Personal safety orders
Updated: 01 July 2019
What's Important To Us
For many children and young people in New Zealand, violence in their families is a common part of their childhood experience. No matter the level or frequency of events, living around violence is likely to have an effect on a child’s psychological and physical wellbeing. Exposure to violence also poses significant threats to a child’s development, the consequences of which can be long lasting. Within the complex dynamic of intra-familial conflict, children and young people need us to pay attention to them. We need to ensure the right supports are in place and that these focus on their strengths, the protective factors around children, increasing safety and enhancing wellbeing.
This following information relates to personal protection orders that can be made under a range of statutes.
Restraining Order - Oranga Tamariki Act 1989
Where the Family Court makes a declaration that a child or young person is in need of care or protection, it may make a restraining order, under section 87 of the Oranga Tamariki Act 1989.
A restraining order is made against a named person. It works to prevent that person from:
- residing with the child or young person
- using or threatening violence, or causing or threatening to cause physical harm to the child or young person
- molesting the child or young person, or any person they reside with, by watching or besetting their place of residence, work, or education, or by following or waylaying them in any public place or by contacting them in any way.
Points to note about a restraining order:
- an interim restraining order can also be made at the start of Court proceedings.
- the Court will sometimes amend/customise the wording of the restraining order
- a restraining order can remain in place while the young persons is 17, 18, 19 years
- a restraining order can remain in place even though the other orders have expired or been discharged.
Non-molestation Order - Domestic Protection Act 1982
A non-molestation order prevents a separated partner from stalking and from entering the applicant’s property. However it ceases to apply if the couple began living together again.
Non-Molestation Orders were replaced by Protection Orders with the Domestic Violence Act in 1995. Orders made prior to 1995 may still be in place.
Restraining Order - Harassment Act
These are civil orders made under section 9 of Harassment Act.
Harassment Act Restraining Orders:
- are only for situations where the Domestic Violence Act does not apply. If there is a domestic relationship, a Harassment Act restraining order will not be made
- can be applied for if you are being harassed by someone and fear for your safety
- are granted by the District Court

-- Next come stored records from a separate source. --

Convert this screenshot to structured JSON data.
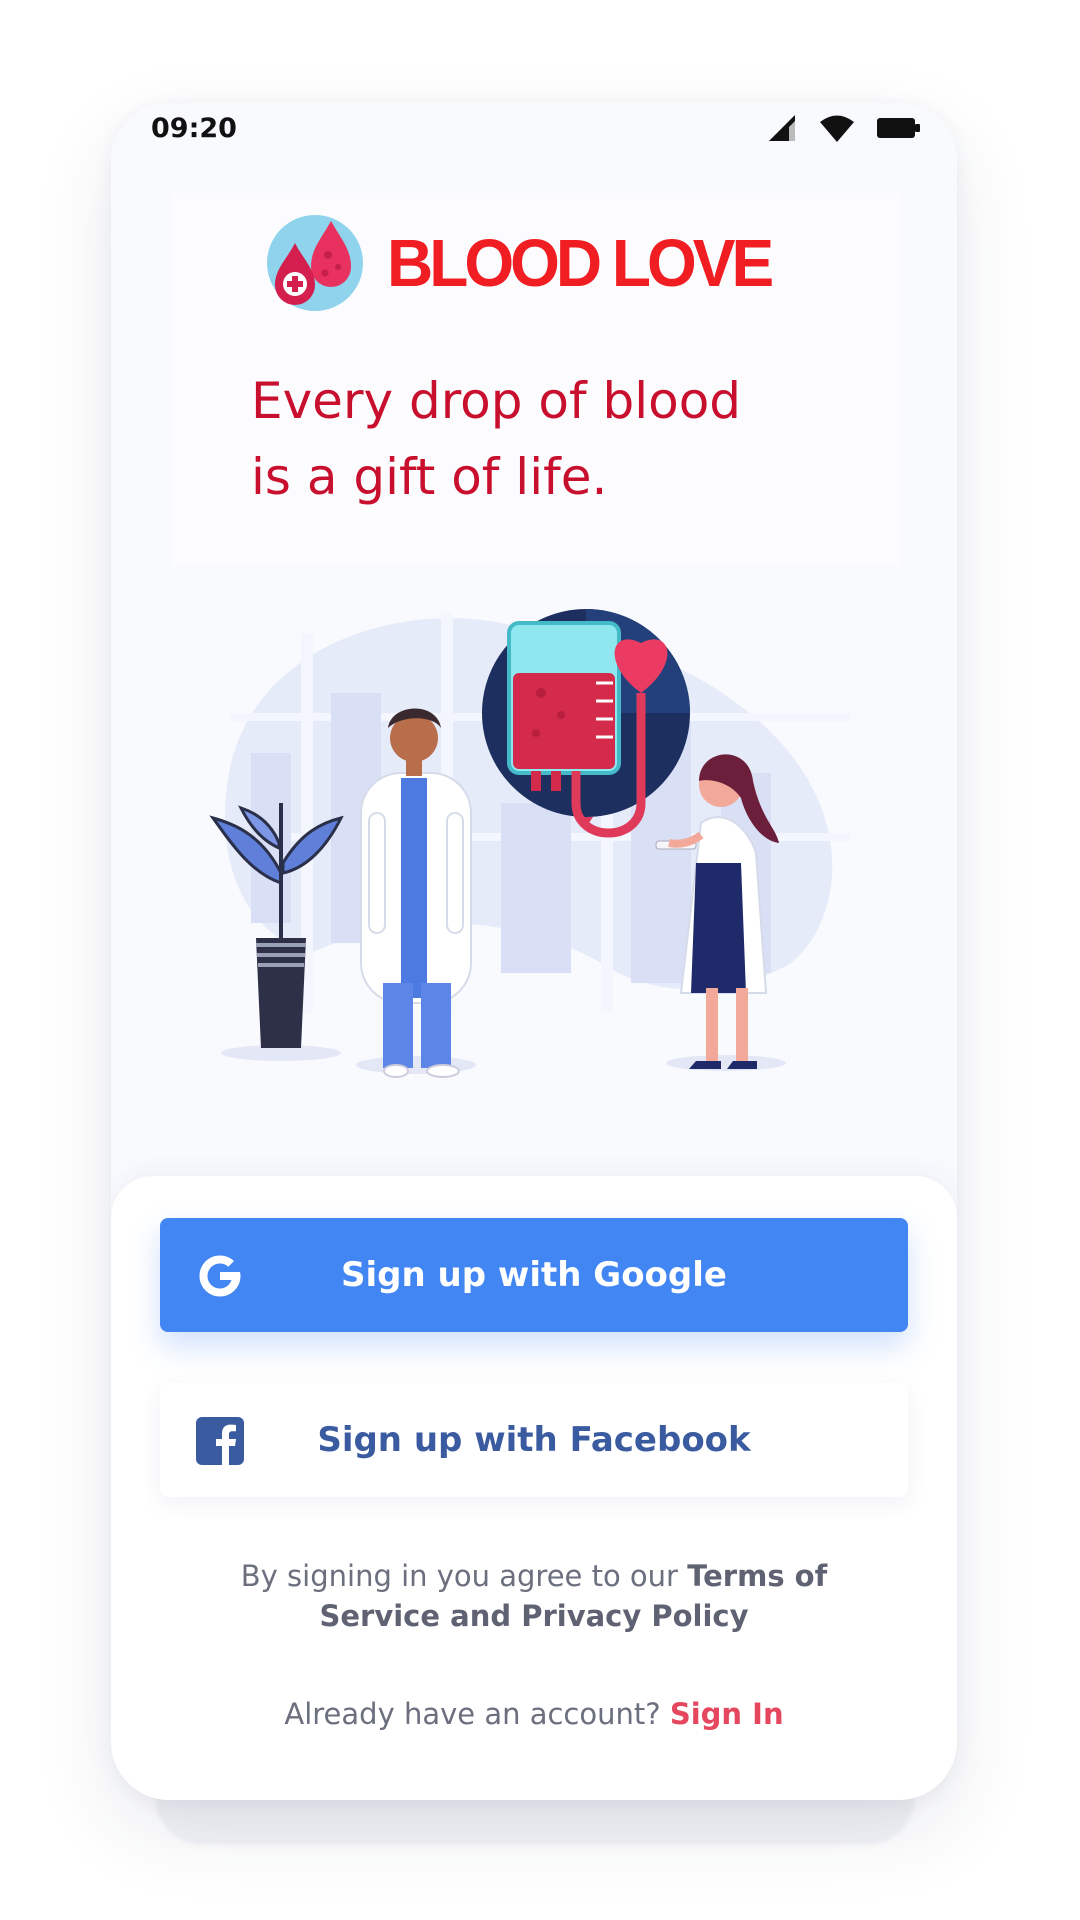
{
  "status_bar": {
    "time": "09:20",
    "icons": [
      "signal-icon",
      "wifi-icon",
      "battery-icon"
    ]
  },
  "header": {
    "brand_name": "BLOOD LOVE",
    "logo_icon": "blood-drops-logo-icon",
    "tagline_line1": "Every drop of blood",
    "tagline_line2": "is a gift of life."
  },
  "illustration": {
    "name": "doctors-blood-donation-illustration"
  },
  "auth": {
    "google_label": "Sign up with Google",
    "google_icon": "google-icon",
    "facebook_label": "Sign up with Facebook",
    "facebook_icon": "facebook-icon",
    "terms_prefix": "By signing in you agree to our ",
    "terms_bold": "Terms of Service and Privacy Policy",
    "account_prompt": "Already have an account?",
    "signin_label": "Sign In"
  },
  "colors": {
    "brand_red": "#f01e23",
    "tagline_red": "#c8102e",
    "google_blue": "#4286f4",
    "facebook_blue": "#3b5ba0",
    "signin_pink": "#e5475f"
  }
}
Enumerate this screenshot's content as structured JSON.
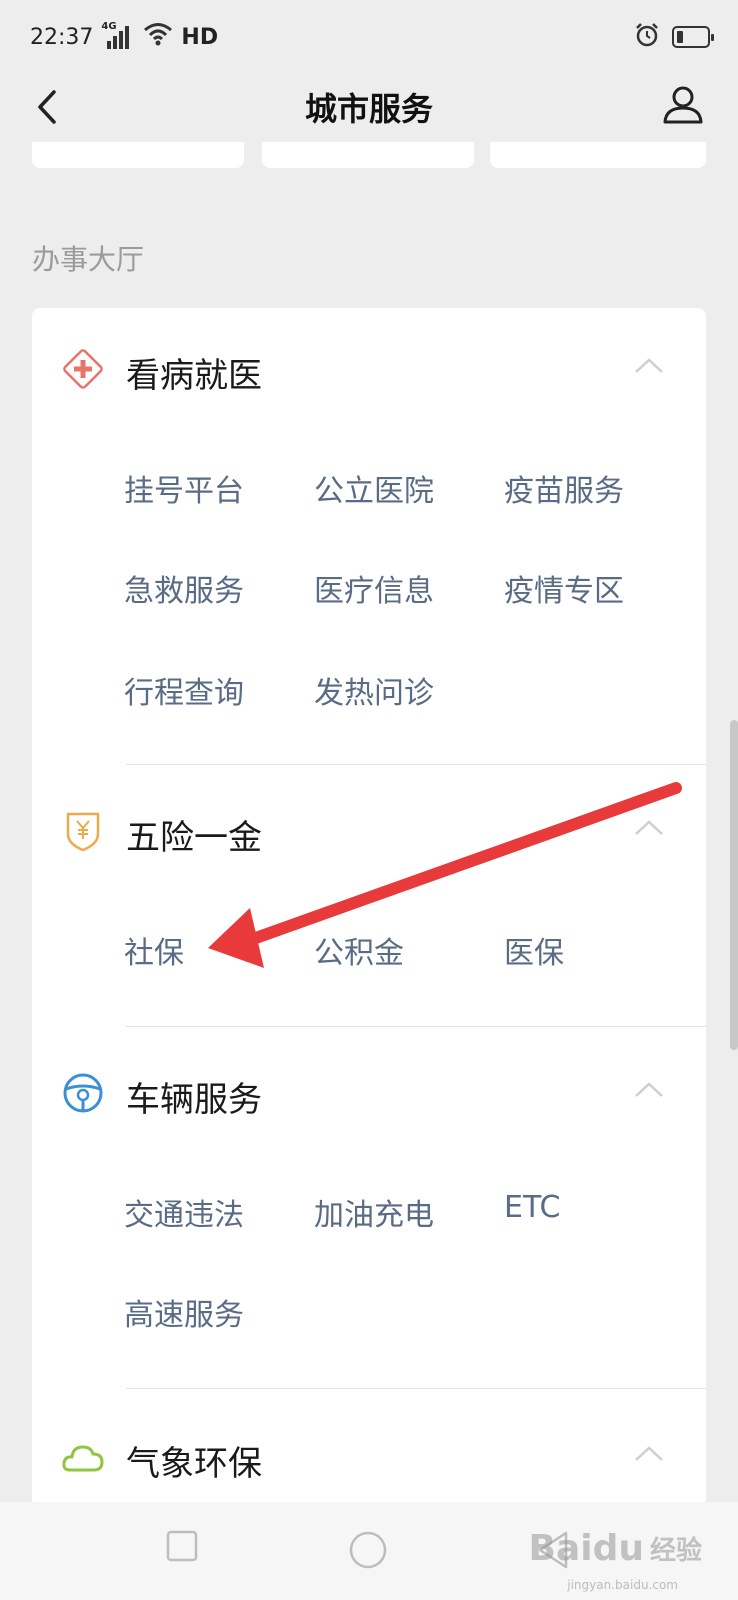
{
  "status_bar": {
    "time": "22:37",
    "network": "4G",
    "hd": "HD",
    "icons": [
      "signal-icon",
      "wifi-icon",
      "alarm-icon",
      "battery-icon"
    ]
  },
  "nav": {
    "title": "城市服务",
    "back_icon": "chevron-left-icon",
    "profile_icon": "user-icon"
  },
  "section_label": "办事大厅",
  "categories": [
    {
      "title": "看病就医",
      "icon": "medical-cross-icon",
      "icon_color": "#e8736b",
      "items": [
        "挂号平台",
        "公立医院",
        "疫苗服务",
        "急救服务",
        "医疗信息",
        "疫情专区",
        "行程查询",
        "发热问诊"
      ]
    },
    {
      "title": "五险一金",
      "icon": "yen-shield-icon",
      "icon_color": "#f0a94a",
      "items": [
        "社保",
        "公积金",
        "医保"
      ]
    },
    {
      "title": "车辆服务",
      "icon": "steering-wheel-icon",
      "icon_color": "#3a8fd6",
      "items": [
        "交通违法",
        "加油充电",
        "ETC",
        "高速服务"
      ]
    },
    {
      "title": "气象环保",
      "icon": "cloud-icon",
      "icon_color": "#8ec63f",
      "items": []
    }
  ],
  "annotation": {
    "arrow_color": "#e8393b",
    "target": "社保"
  },
  "watermark": {
    "brand": "Baidu",
    "suffix": "经验",
    "url": "jingyan.baidu.com"
  }
}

- prevent the specified person contacting you
- can be used to protect children
- remain in force for not more than one year.

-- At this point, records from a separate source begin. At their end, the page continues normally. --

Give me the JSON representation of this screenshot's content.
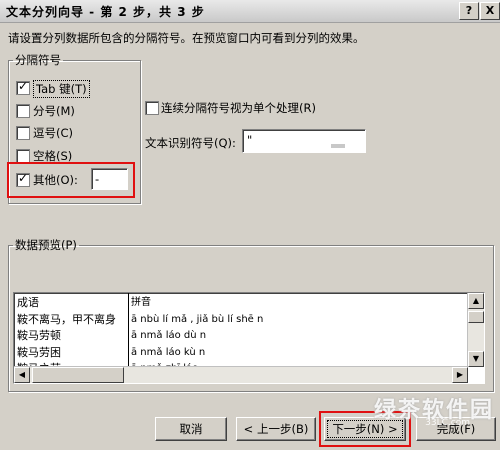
{
  "window": {
    "title": "文本分列向导 - 第 2 步，共 3 步",
    "help_btn": "?",
    "close_btn": "X"
  },
  "instruction": "请设置分列数据所包含的分隔符号。在预览窗口内可看到分列的效果。",
  "delimiters": {
    "legend": "分隔符号",
    "tab": {
      "label": "Tab 键(T)",
      "checked": true
    },
    "semicolon": {
      "label": "分号(M)",
      "checked": false
    },
    "comma": {
      "label": "逗号(C)",
      "checked": false
    },
    "space": {
      "label": "空格(S)",
      "checked": false
    },
    "other": {
      "label": "其他(O):",
      "checked": true,
      "value": "-"
    }
  },
  "consecutive": {
    "label": "连续分隔符号视为单个处理(R)",
    "checked": false
  },
  "text_qualifier": {
    "label": "文本识别符号(Q):",
    "value": "\""
  },
  "preview": {
    "legend": "数据预览(P)",
    "rows": [
      [
        "成语",
        "拼音"
      ],
      [
        "鞍不离马，甲不离身",
        "ā nbù lí mǎ , jiǎ bù lí shē n"
      ],
      [
        "鞍马劳顿",
        "ā nmǎ láo dù n"
      ],
      [
        "鞍马劳困",
        "ā nmǎ láo kù n"
      ],
      [
        "鞍马之劳",
        "ā nmǎ zhī láo"
      ]
    ]
  },
  "buttons": {
    "cancel": "取消",
    "back": "< 上一步(B)",
    "next": "下一步(N) >",
    "finish": "完成(F)"
  },
  "watermark": {
    "text": "绿茶软件园",
    "url": "33LC.com"
  }
}
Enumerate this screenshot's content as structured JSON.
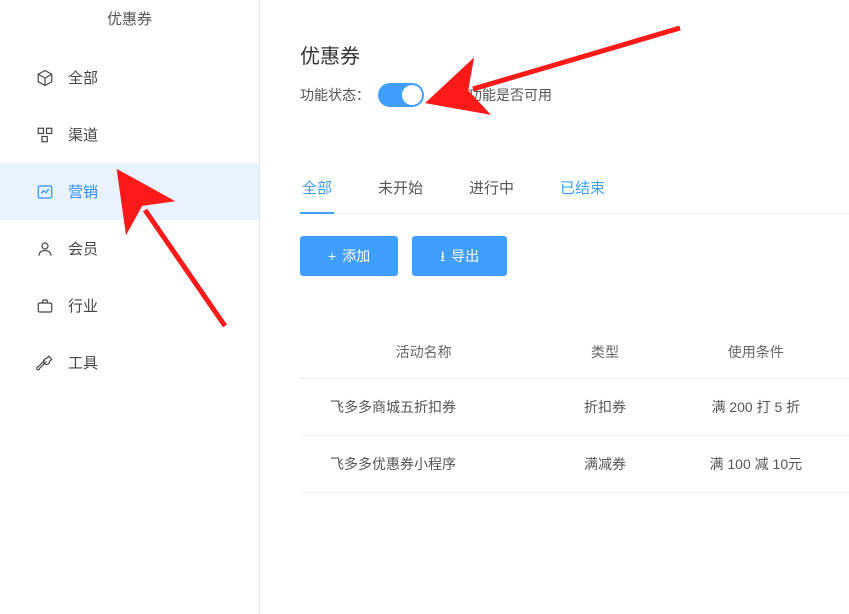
{
  "sidebar": {
    "title": "优惠券",
    "items": [
      {
        "label": "全部"
      },
      {
        "label": "渠道"
      },
      {
        "label": "营销"
      },
      {
        "label": "会员"
      },
      {
        "label": "行业"
      },
      {
        "label": "工具"
      }
    ]
  },
  "header": {
    "title": "优惠券",
    "toggle_label": "功能状态：",
    "toggle_desc": "控制功能是否可用",
    "toggle_on": true
  },
  "tabs": [
    {
      "label": "全部",
      "active": true
    },
    {
      "label": "未开始"
    },
    {
      "label": "进行中"
    },
    {
      "label": "已结束"
    }
  ],
  "buttons": {
    "add": "添加",
    "export": "导出"
  },
  "table": {
    "headers": [
      "活动名称",
      "类型",
      "使用条件"
    ],
    "rows": [
      {
        "name": "飞多多商城五折扣券",
        "type": "折扣券",
        "cond": "满 200 打 5 折"
      },
      {
        "name": "飞多多优惠券小程序",
        "type": "满减券",
        "cond": "满 100 减 10元"
      }
    ]
  }
}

More information can be found at the Community Law website.
Non-contact Order - Victims' Orders Against Violent Offenders Act, 2014
A non-contact order protects victims of serious violent offences. They are an acknowledgement of the negative effects of offending on victims.

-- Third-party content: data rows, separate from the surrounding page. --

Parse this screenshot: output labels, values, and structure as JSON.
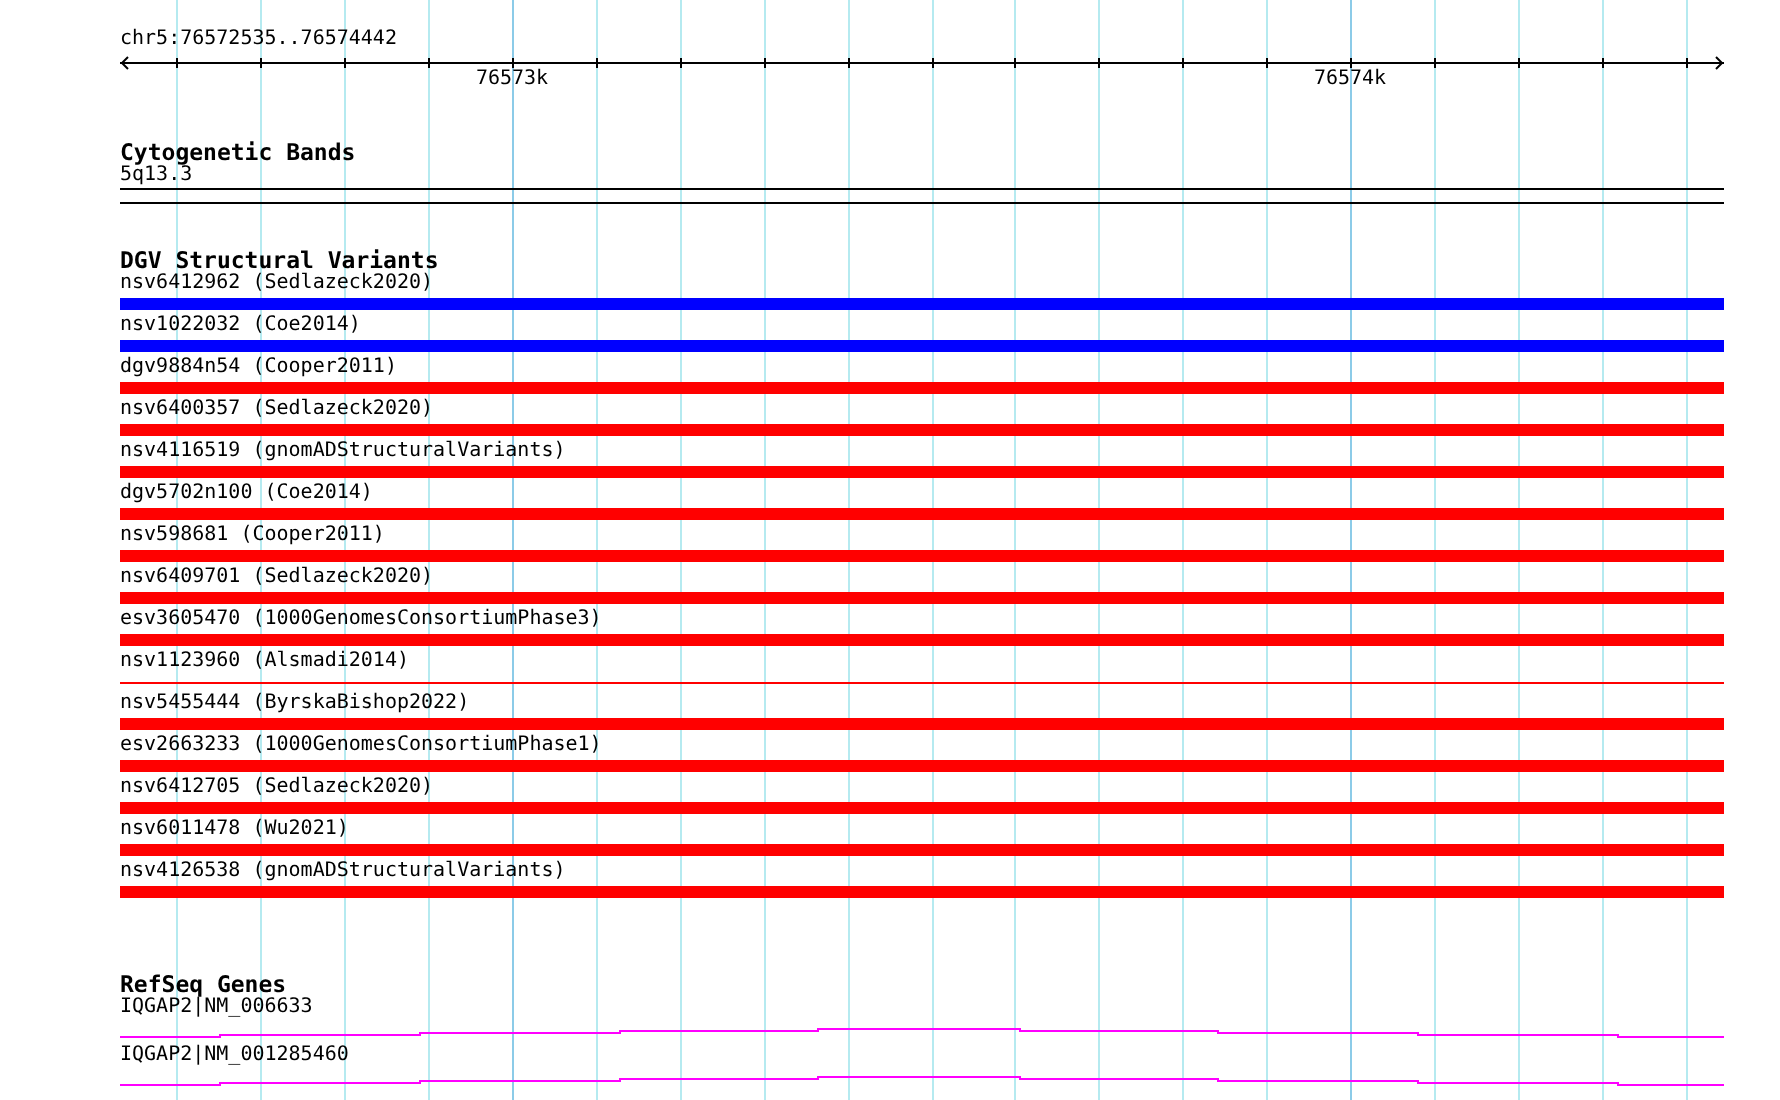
{
  "location": "chr5:76572535..76574442",
  "ruler": {
    "ticks": [
      {
        "label": "76573k"
      },
      {
        "label": "76574k"
      }
    ]
  },
  "tracks": [
    {
      "kind": "bands",
      "title": "Cytogenetic Bands",
      "features": [
        {
          "label": "5q13.3"
        }
      ]
    },
    {
      "kind": "variants",
      "title": "DGV Structural Variants",
      "features": [
        {
          "label": "nsv6412962 (Sedlazeck2020)",
          "color": "#0000ff",
          "kind": "bar"
        },
        {
          "label": "nsv1022032 (Coe2014)",
          "color": "#0000ff",
          "kind": "bar"
        },
        {
          "label": "dgv9884n54 (Cooper2011)",
          "color": "#ff0000",
          "kind": "bar"
        },
        {
          "label": "nsv6400357 (Sedlazeck2020)",
          "color": "#ff0000",
          "kind": "bar"
        },
        {
          "label": "nsv4116519 (gnomADStructuralVariants)",
          "color": "#ff0000",
          "kind": "bar"
        },
        {
          "label": "dgv5702n100 (Coe2014)",
          "color": "#ff0000",
          "kind": "bar"
        },
        {
          "label": "nsv598681 (Cooper2011)",
          "color": "#ff0000",
          "kind": "bar"
        },
        {
          "label": "nsv6409701 (Sedlazeck2020)",
          "color": "#ff0000",
          "kind": "bar"
        },
        {
          "label": "esv3605470 (1000GenomesConsortiumPhase3)",
          "color": "#ff0000",
          "kind": "bar"
        },
        {
          "label": "nsv1123960 (Alsmadi2014)",
          "color": "#ff0000",
          "kind": "line"
        },
        {
          "label": "nsv5455444 (ByrskaBishop2022)",
          "color": "#ff0000",
          "kind": "bar"
        },
        {
          "label": "esv2663233 (1000GenomesConsortiumPhase1)",
          "color": "#ff0000",
          "kind": "bar"
        },
        {
          "label": "nsv6412705 (Sedlazeck2020)",
          "color": "#ff0000",
          "kind": "bar"
        },
        {
          "label": "nsv6011478 (Wu2021)",
          "color": "#ff0000",
          "kind": "bar"
        },
        {
          "label": "nsv4126538 (gnomADStructuralVariants)",
          "color": "#ff0000",
          "kind": "bar"
        }
      ]
    },
    {
      "kind": "genes",
      "title": "RefSeq Genes",
      "features": [
        {
          "label": "IQGAP2|NM_006633"
        },
        {
          "label": "IQGAP2|NM_001285460"
        }
      ]
    }
  ]
}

- a person can apply for a non-contact order if they were a victim of a violent offence where the offender was sent to prison for more than 2 years.
- prohibits an offender from contacting their victim in any way
- the judge can impose special conditions, depending on each case. Orders may stop an offender from living or working in particular areas, or visiting those areas
- victims can apply to the court for a non-contact order at any time after the offender has been sentenced.
More information can be found at the Ministry of Justice website.